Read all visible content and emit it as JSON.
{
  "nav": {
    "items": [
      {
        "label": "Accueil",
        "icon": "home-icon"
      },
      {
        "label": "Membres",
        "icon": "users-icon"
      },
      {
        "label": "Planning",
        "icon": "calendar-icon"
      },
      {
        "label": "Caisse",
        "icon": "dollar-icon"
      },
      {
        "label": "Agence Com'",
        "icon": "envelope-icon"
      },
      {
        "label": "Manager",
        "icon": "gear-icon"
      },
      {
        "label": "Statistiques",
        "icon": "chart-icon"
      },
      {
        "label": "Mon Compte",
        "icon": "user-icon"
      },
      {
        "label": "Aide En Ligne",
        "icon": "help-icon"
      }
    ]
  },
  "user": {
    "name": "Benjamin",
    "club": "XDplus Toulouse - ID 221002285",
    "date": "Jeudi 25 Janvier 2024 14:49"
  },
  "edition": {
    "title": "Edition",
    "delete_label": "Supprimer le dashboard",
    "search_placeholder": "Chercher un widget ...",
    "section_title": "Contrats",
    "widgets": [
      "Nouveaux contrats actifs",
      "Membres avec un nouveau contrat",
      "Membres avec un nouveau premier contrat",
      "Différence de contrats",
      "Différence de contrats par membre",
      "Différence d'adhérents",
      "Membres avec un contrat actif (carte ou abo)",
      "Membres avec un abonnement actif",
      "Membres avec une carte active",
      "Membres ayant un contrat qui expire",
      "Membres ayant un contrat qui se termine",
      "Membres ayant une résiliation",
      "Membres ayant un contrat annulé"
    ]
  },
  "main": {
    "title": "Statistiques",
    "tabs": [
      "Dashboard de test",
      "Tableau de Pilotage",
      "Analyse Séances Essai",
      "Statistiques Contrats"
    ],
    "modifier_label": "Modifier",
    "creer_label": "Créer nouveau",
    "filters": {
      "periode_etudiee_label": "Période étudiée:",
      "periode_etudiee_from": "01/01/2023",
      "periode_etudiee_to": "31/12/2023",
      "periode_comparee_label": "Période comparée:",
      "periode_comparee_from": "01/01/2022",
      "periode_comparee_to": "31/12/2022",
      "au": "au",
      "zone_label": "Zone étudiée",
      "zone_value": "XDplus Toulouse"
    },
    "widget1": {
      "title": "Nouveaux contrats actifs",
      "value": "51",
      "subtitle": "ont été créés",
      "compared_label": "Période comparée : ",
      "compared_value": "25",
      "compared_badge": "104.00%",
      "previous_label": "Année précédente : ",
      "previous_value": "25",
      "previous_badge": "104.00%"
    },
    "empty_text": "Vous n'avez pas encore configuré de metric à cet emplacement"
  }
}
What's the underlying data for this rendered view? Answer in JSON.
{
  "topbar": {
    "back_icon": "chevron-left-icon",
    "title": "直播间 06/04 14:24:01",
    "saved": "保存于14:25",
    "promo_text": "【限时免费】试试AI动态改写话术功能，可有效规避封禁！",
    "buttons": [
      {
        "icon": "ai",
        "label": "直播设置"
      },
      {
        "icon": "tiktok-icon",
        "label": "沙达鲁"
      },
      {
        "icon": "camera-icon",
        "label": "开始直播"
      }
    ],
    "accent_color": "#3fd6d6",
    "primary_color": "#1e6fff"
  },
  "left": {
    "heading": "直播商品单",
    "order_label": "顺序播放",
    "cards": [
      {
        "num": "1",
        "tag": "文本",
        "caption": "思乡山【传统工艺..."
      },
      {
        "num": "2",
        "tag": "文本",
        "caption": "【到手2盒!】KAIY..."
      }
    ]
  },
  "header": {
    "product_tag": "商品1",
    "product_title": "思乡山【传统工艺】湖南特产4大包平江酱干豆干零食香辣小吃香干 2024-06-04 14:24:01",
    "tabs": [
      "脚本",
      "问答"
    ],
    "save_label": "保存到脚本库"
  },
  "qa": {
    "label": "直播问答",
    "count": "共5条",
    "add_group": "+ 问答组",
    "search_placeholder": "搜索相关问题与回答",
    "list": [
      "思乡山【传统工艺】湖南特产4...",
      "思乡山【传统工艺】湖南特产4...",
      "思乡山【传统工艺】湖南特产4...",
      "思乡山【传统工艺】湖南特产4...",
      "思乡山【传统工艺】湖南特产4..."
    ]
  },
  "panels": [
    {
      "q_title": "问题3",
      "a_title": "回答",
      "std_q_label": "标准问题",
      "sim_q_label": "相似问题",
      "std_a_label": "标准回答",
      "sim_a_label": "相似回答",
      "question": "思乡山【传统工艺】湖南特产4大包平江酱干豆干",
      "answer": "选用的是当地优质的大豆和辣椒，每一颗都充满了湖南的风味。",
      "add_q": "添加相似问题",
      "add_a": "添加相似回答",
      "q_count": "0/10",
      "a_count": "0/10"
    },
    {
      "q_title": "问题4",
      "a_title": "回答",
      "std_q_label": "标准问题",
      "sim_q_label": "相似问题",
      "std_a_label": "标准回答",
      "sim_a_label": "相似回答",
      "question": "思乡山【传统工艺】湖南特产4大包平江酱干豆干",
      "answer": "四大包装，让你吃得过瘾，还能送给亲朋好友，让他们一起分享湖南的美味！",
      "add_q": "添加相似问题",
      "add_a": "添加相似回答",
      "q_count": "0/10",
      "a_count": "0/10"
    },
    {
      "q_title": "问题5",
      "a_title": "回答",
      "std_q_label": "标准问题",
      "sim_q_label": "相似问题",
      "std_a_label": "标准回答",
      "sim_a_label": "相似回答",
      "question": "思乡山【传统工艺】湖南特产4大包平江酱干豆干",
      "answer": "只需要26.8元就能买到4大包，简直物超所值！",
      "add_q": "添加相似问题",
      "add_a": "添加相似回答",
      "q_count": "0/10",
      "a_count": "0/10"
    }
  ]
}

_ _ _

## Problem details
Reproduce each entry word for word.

## Exercise output
Read all visible content and emit it as JSON.
{
  "nav": {
    "items": [
      {
        "label": "Accueil",
        "icon": "home-icon"
      },
      {
        "label": "Membres",
        "icon": "users-icon"
      },
      {
        "label": "Planning",
        "icon": "calendar-icon"
      },
      {
        "label": "Caisse",
        "icon": "dollar-icon"
      },
      {
        "label": "Agence Com'",
        "icon": "envelope-icon"
      },
      {
        "label": "Manager",
        "icon": "gear-icon"
      },
      {
        "label": "Statistiques",
        "icon": "chart-icon"
      },
      {
        "label": "Mon Compte",
        "icon": "user-icon"
      },
      {
        "label": "Aide En Ligne",
        "icon": "help-icon"
      }
    ]
  },
  "user": {
    "name": "Benjamin",
    "club": "XDplus Toulouse - ID 221002285",
    "date": "Jeudi 25 Janvier 2024 14:49"
  },
  "edition": {
    "title": "Edition",
    "delete_label": "Supprimer le dashboard",
    "search_placeholder": "Chercher un widget ...",
    "section_title": "Contrats",
    "widgets": [
      "Nouveaux contrats actifs",
      "Membres avec un nouveau contrat",
      "Membres avec un nouveau premier contrat",
      "Différence de contrats",
      "Différence de contrats par membre",
      "Différence d'adhérents",
      "Membres avec un contrat actif (carte ou abo)",
      "Membres avec un abonnement actif",
      "Membres avec une carte active",
      "Membres ayant un contrat qui expire",
      "Membres ayant un contrat qui se termine",
      "Membres ayant une résiliation",
      "Membres ayant un contrat annulé"
    ]
  },
  "main": {
    "title": "Statistiques",
    "tabs": [
      "Dashboard de test",
      "Tableau de Pilotage",
      "Analyse Séances Essai",
      "Statistiques Contrats"
    ],
    "modifier_label": "Modifier",
    "creer_label": "Créer nouveau",
    "filters": {
      "periode_etudiee_label": "Période étudiée:",
      "periode_etudiee_from": "01/01/2023",
      "periode_etudiee_to": "31/12/2023",
      "periode_comparee_label": "Période comparée:",
      "periode_comparee_from": "01/01/2022",
      "periode_comparee_to": "31/12/2022",
      "au": "au",
      "zone_label": "Zone étudiée",
      "zone_value": "XDplus Toulouse"
    },
    "widget1": {
      "title": "Nouveaux contrats actifs",
      "value": "51",
      "subtitle": "ont été créés",
      "compared_label": "Période comparée : ",
      "compared_value": "25",
      "compared_badge": "104.00%",
      "previous_label": "Année précédente : ",
      "previous_value": "25",
      "previous_badge": "104.00%"
    },
    "empty_text": "Vous n'avez pas encore configuré de metric à cet emplacement"
  }
}
What's the underlying data for this rendered view? Answer in JSON.
{
  "topbar": {
    "back_icon": "chevron-left-icon",
    "title": "直播间 06/04 14:24:01",
    "saved": "保存于14:25",
    "promo_text": "【限时免费】试试AI动态改写话术功能，可有效规避封禁！",
    "buttons": [
      {
        "icon": "ai",
        "label": "直播设置"
      },
      {
        "icon": "tiktok-icon",
        "label": "沙达鲁"
      },
      {
        "icon": "camera-icon",
        "label": "开始直播"
      }
    ],
    "accent_color": "#3fd6d6",
    "primary_color": "#1e6fff"
  },
  "left": {
    "heading": "直播商品单",
    "order_label": "顺序播放",
    "cards": [
      {
        "num": "1",
        "tag": "文本",
        "caption": "思乡山【传统工艺..."
      },
      {
        "num": "2",
        "tag": "文本",
        "caption": "【到手2盒!】KAIY..."
      }
    ]
  },
  "header": {
    "product_tag": "商品1",
    "product_title": "思乡山【传统工艺】湖南特产4大包平江酱干豆干零食香辣小吃香干 2024-06-04 14:24:01",
    "tabs": [
      "脚本",
      "问答"
    ],
    "save_label": "保存到脚本库"
  },
  "qa": {
    "label": "直播问答",
    "count": "共5条",
    "add_group": "+ 问答组",
    "search_placeholder": "搜索相关问题与回答",
    "list": [
      "思乡山【传统工艺】湖南特产4...",
      "思乡山【传统工艺】湖南特产4...",
      "思乡山【传统工艺】湖南特产4...",
      "思乡山【传统工艺】湖南特产4...",
      "思乡山【传统工艺】湖南特产4..."
    ]
  },
  "panels": [
    {
      "q_title": "问题3",
      "a_title": "回答",
      "std_q_label": "标准问题",
      "sim_q_label": "相似问题",
      "std_a_label": "标准回答",
      "sim_a_label": "相似回答",
      "question": "思乡山【传统工艺】湖南特产4大包平江酱干豆干",
      "answer": "选用的是当地优质的大豆和辣椒，每一颗都充满了湖南的风味。",
      "add_q": "添加相似问题",
      "add_a": "添加相似回答",
      "q_count": "0/10",
      "a_count": "0/10"
    },
    {
      "q_title": "问题4",
      "a_title": "回答",
      "std_q_label": "标准问题",
      "sim_q_label": "相似问题",
      "std_a_label": "标准回答",
      "sim_a_label": "相似回答",
      "question": "思乡山【传统工艺】湖南特产4大包平江酱干豆干",
      "answer": "四大包装，让你吃得过瘾，还能送给亲朋好友，让他们一起分享湖南的美味！",
      "add_q": "添加相似问题",
      "add_a": "添加相似回答",
      "q_count": "0/10",
      "a_count": "0/10"
    },
    {
      "q_title": "问题5",
      "a_title": "回答",
      "std_q_label": "标准问题",
      "sim_q_label": "相似问题",
      "std_a_label": "标准回答",
      "sim_a_label": "相似回答",
      "question": "思乡山【传统工艺】湖南特产4大包平江酱干豆干",
      "answer": "只需要26.8元就能买到4大包，简直物超所值！",
      "add_q": "添加相似问题",
      "add_a": "添加相似回答",
      "q_count": "0/10",
      "a_count": "0/10"
    }
  ]
}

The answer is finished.